• **SOURCE INFORMATION**:
──────────

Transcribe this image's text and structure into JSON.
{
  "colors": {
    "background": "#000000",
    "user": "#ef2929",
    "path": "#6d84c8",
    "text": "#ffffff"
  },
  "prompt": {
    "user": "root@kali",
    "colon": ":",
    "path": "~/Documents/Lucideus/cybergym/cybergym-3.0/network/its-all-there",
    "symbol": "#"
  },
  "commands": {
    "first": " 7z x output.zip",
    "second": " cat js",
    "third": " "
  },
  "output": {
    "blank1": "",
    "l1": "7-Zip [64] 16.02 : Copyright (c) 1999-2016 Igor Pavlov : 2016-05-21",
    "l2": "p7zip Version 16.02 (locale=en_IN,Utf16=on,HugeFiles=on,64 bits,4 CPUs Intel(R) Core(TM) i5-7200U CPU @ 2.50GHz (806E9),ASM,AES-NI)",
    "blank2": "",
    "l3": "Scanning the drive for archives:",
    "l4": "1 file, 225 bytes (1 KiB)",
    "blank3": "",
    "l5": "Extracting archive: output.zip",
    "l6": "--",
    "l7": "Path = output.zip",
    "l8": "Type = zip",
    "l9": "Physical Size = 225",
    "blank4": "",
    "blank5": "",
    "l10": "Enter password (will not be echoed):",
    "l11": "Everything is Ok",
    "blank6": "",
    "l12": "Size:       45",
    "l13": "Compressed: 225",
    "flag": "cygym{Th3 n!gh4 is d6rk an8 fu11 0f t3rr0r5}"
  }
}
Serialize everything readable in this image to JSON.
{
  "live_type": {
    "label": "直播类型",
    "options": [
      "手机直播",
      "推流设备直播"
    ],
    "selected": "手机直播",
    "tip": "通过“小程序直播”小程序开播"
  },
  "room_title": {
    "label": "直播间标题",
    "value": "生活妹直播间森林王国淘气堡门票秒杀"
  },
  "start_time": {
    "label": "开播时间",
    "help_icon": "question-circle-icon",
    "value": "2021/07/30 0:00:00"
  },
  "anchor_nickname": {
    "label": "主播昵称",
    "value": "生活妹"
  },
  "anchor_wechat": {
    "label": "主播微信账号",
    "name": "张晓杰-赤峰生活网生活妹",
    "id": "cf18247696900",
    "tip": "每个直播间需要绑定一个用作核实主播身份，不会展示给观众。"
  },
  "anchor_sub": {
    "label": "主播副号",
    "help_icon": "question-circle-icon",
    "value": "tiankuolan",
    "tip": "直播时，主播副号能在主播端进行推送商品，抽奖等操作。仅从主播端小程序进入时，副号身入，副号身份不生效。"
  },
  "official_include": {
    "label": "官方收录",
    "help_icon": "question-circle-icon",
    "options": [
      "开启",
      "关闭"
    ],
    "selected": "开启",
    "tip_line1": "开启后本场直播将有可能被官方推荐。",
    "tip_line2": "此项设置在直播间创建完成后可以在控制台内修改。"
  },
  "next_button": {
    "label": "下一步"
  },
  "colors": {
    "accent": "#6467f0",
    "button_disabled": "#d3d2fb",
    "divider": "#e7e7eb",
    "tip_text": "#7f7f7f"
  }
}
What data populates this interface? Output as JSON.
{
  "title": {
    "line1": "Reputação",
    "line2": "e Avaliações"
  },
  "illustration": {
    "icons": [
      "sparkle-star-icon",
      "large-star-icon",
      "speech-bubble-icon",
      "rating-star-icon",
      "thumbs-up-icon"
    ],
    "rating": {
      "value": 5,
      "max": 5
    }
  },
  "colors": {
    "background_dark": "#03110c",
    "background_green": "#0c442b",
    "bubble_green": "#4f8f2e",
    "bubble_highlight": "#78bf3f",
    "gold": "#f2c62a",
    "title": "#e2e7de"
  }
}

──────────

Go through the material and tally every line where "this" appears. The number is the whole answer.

• **ANSWER SECTION**: 3